Page and application data records:
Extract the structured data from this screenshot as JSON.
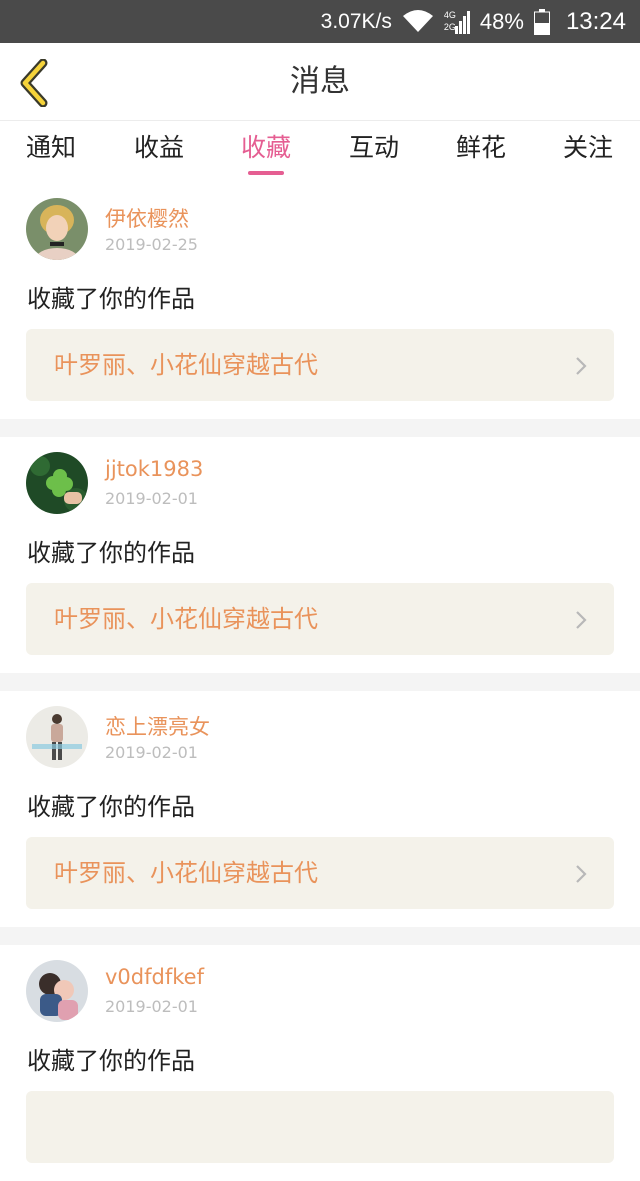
{
  "status_bar": {
    "speed": "3.07K/s",
    "network_top": "4G",
    "network_bottom": "2G",
    "battery": "48%",
    "time": "13:24"
  },
  "header": {
    "title": "消息",
    "back_icon": "chevron-left-icon"
  },
  "tabs": [
    {
      "label": "通知",
      "active": false
    },
    {
      "label": "收益",
      "active": false
    },
    {
      "label": "收藏",
      "active": true
    },
    {
      "label": "互动",
      "active": false
    },
    {
      "label": "鲜花",
      "active": false
    },
    {
      "label": "关注",
      "active": false
    }
  ],
  "colors": {
    "accent_pink": "#e55e92",
    "name_orange": "#e9935b",
    "box_bg": "#f4f2ea"
  },
  "messages": [
    {
      "username": "伊依樱然",
      "date": "2019-02-25",
      "action": "收藏了你的作品",
      "work": "叶罗丽、小花仙穿越古代"
    },
    {
      "username": "jjtok1983",
      "date": "2019-02-01",
      "action": "收藏了你的作品",
      "work": "叶罗丽、小花仙穿越古代"
    },
    {
      "username": "恋上漂亮女",
      "date": "2019-02-01",
      "action": "收藏了你的作品",
      "work": "叶罗丽、小花仙穿越古代"
    },
    {
      "username": "v0dfdfkef",
      "date": "2019-02-01",
      "action": "收藏了你的作品",
      "work": ""
    }
  ]
}
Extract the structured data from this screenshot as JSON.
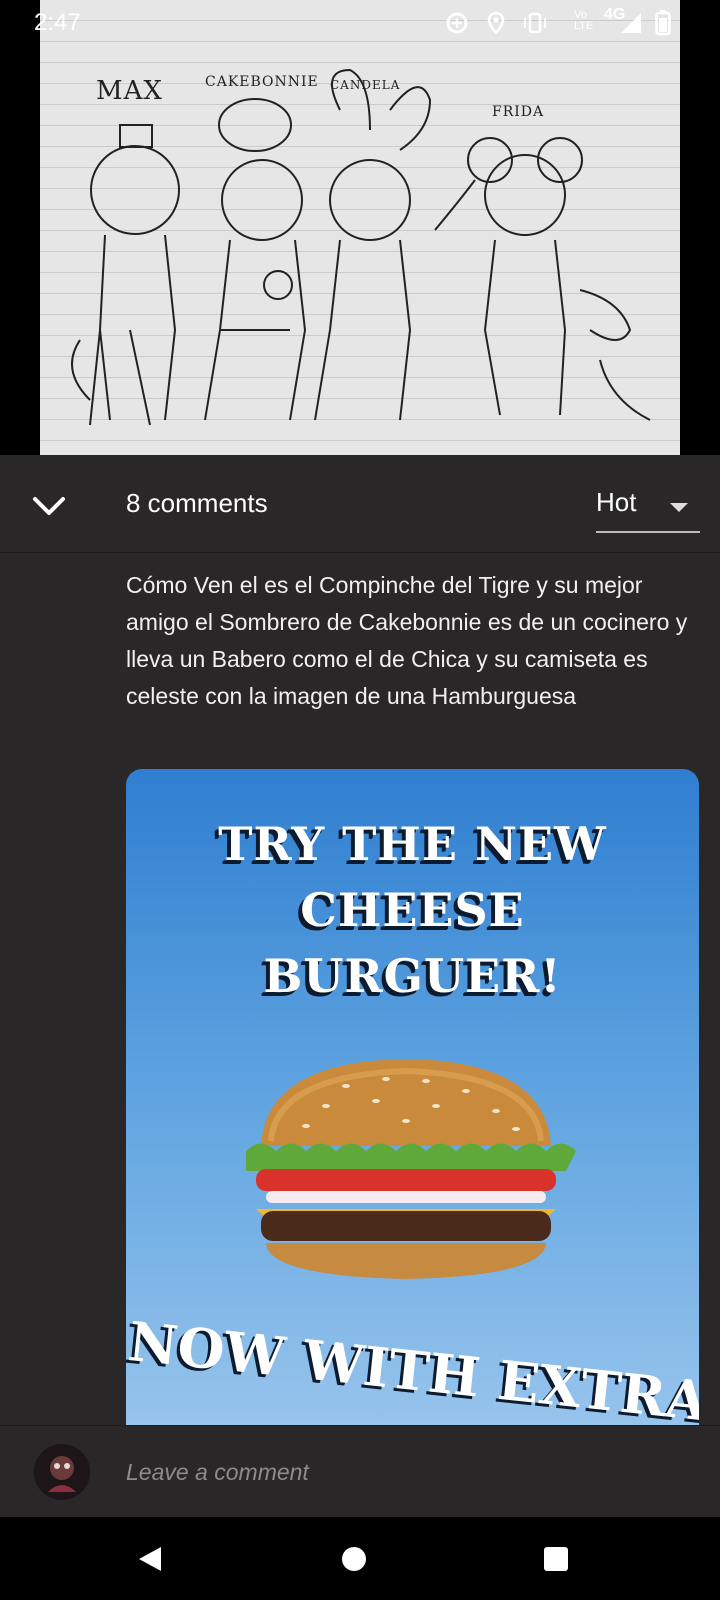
{
  "status_bar": {
    "time": "2:47",
    "volte_line1": "Vo",
    "volte_line2": "LTE",
    "network": "4G",
    "icons": [
      "data-saver-icon",
      "location-icon",
      "vibrate-icon",
      "signal-icon",
      "battery-icon"
    ]
  },
  "drawing": {
    "labels": [
      "MAX",
      "CAKEBONNIE",
      "CANDELA",
      "FRIDA"
    ]
  },
  "header": {
    "collapse_icon": "chevron-down-icon",
    "comments_count_label": "8 comments",
    "sort": {
      "selected": "Hot"
    }
  },
  "comment": {
    "text": "Cómo Ven el es el Compinche del Tigre y su mejor amigo el Sombrero de Cakebonnie es de un cocinero y lleva un Babero como el de Chica y su camiseta es celeste con la imagen de una Hamburguesa",
    "image": {
      "headline_lines": [
        "TRY THE NEW",
        "CHEESE",
        "BURGUER!"
      ],
      "bottom_text": "NOW WITH EXTRA"
    }
  },
  "compose": {
    "placeholder": "Leave a comment"
  },
  "nav": {
    "icons": [
      "back-icon",
      "home-icon",
      "recents-icon"
    ]
  },
  "colors": {
    "panel_bg": "#2a2729",
    "poster_top": "#2f7ed0",
    "poster_bottom": "#9ec8ee"
  }
}
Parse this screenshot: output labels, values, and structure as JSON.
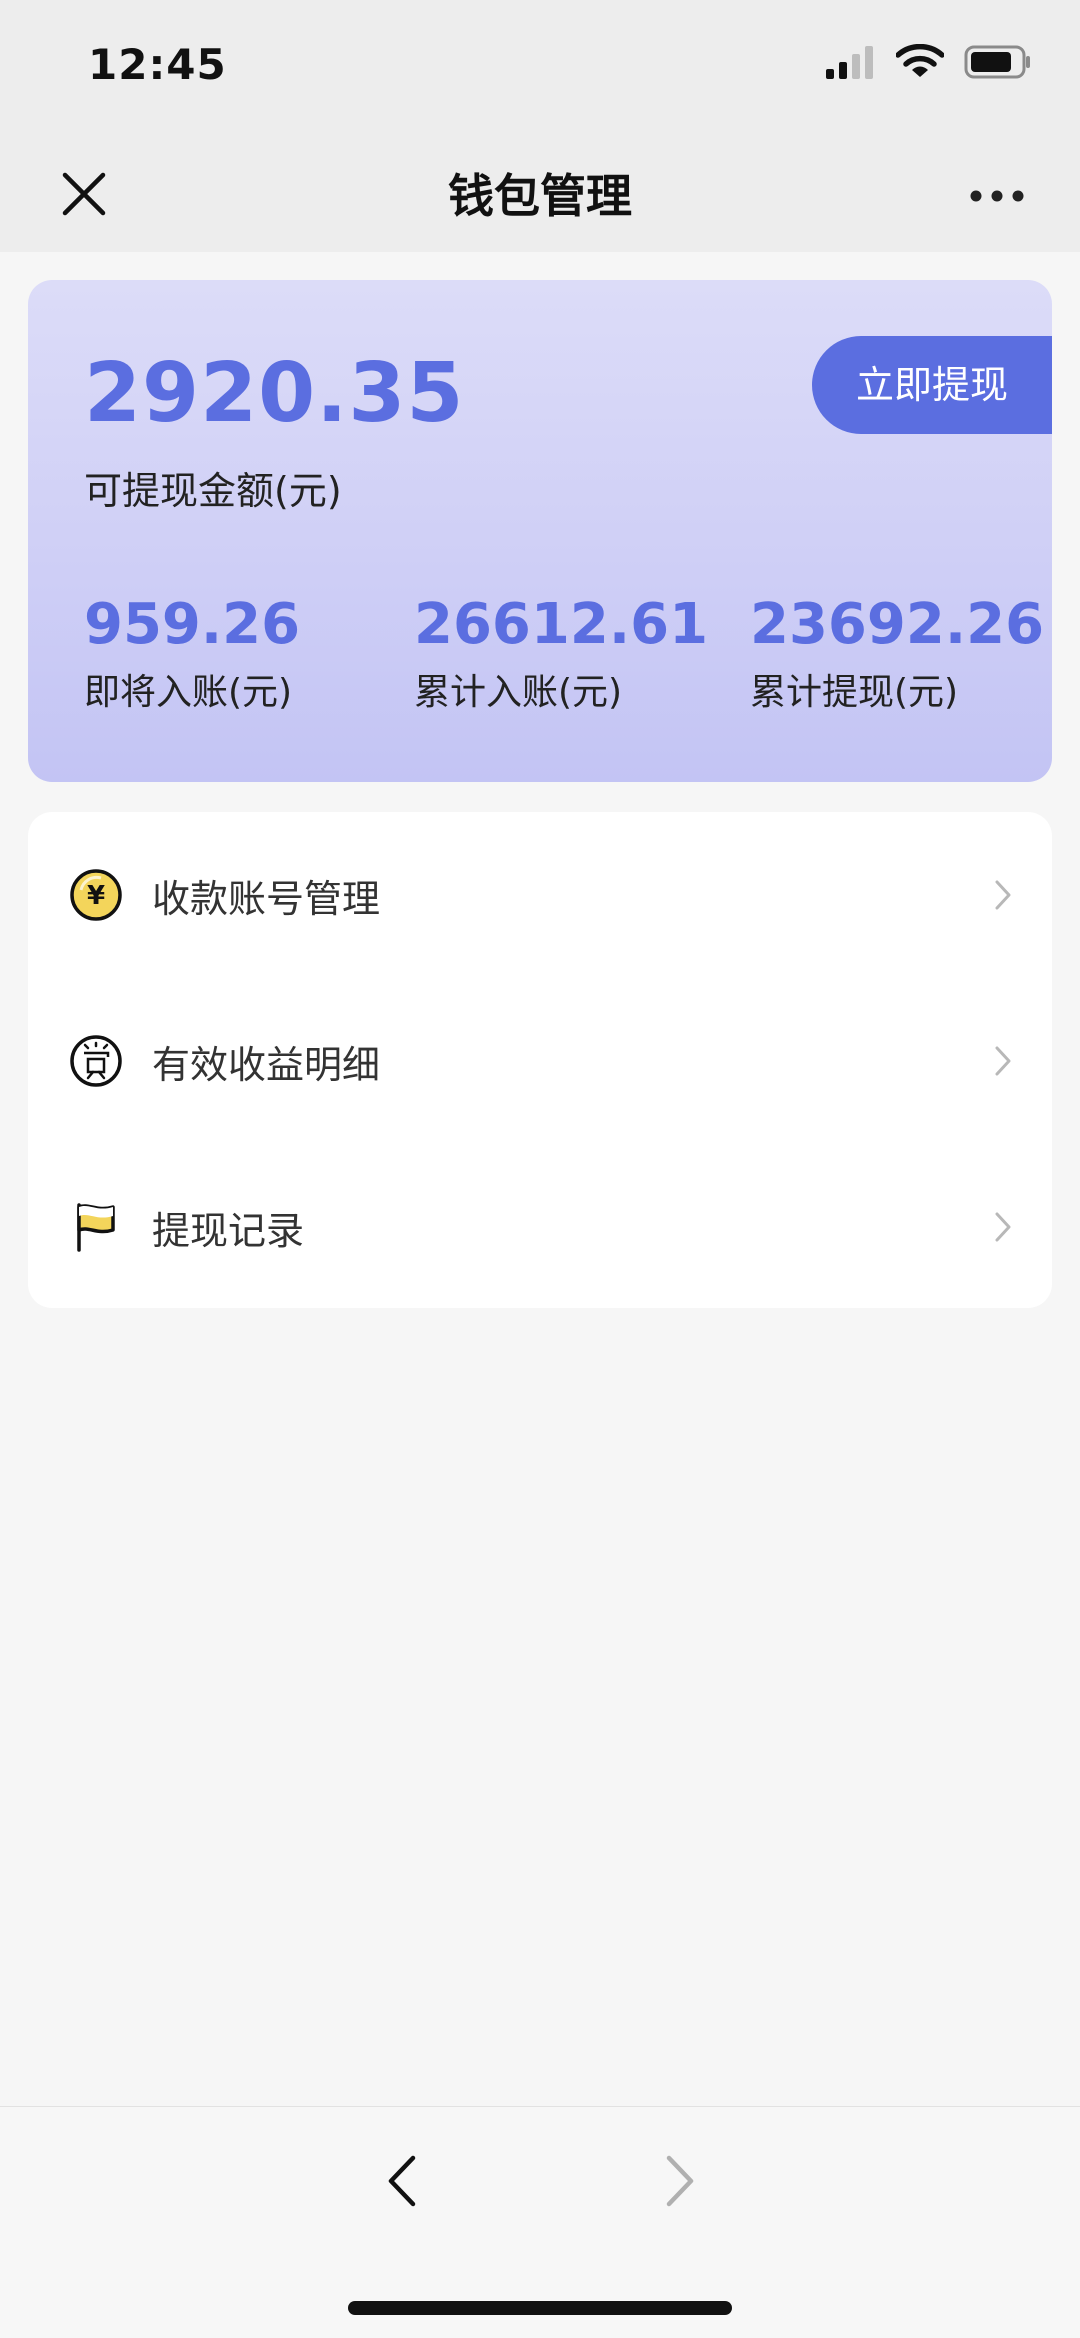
{
  "status_bar": {
    "time": "12:45",
    "icons": [
      "cellular-signal-icon",
      "wifi-icon",
      "battery-icon"
    ]
  },
  "nav_bar": {
    "title": "钱包管理",
    "close_icon": "close-icon",
    "more_icon": "more-icon"
  },
  "wallet": {
    "balance": "2920.35",
    "balance_label": "可提现金额(元)",
    "withdraw_button": "立即提现",
    "stats": [
      {
        "value": "959.26",
        "label": "即将入账(元)"
      },
      {
        "value": "26612.61",
        "label": "累计入账(元)"
      },
      {
        "value": "23692.26",
        "label": "累计提现(元)"
      }
    ]
  },
  "menu": {
    "items": [
      {
        "label": "收款账号管理",
        "icon": "yuan-coin-icon"
      },
      {
        "label": "有效收益明细",
        "icon": "reward-icon"
      },
      {
        "label": "提现记录",
        "icon": "flag-icon"
      }
    ]
  },
  "bottom_bar": {
    "icons": [
      "back-arrow-icon",
      "forward-arrow-icon"
    ]
  },
  "colors": {
    "accent": "#5b6ee0",
    "card_gradient_top": "#dcdcf8",
    "card_gradient_bottom": "#c3c4f4",
    "page_background": "#f6f6f6",
    "bar_background": "#ededed",
    "coin_yellow": "#f3d55b"
  }
}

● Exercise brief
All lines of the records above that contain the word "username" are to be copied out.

● Exercise answer
      "username": "伊依樱然",
      "username": "jjtok1983",
      "username": "恋上漂亮女",
      "username": "v0dfdfkef",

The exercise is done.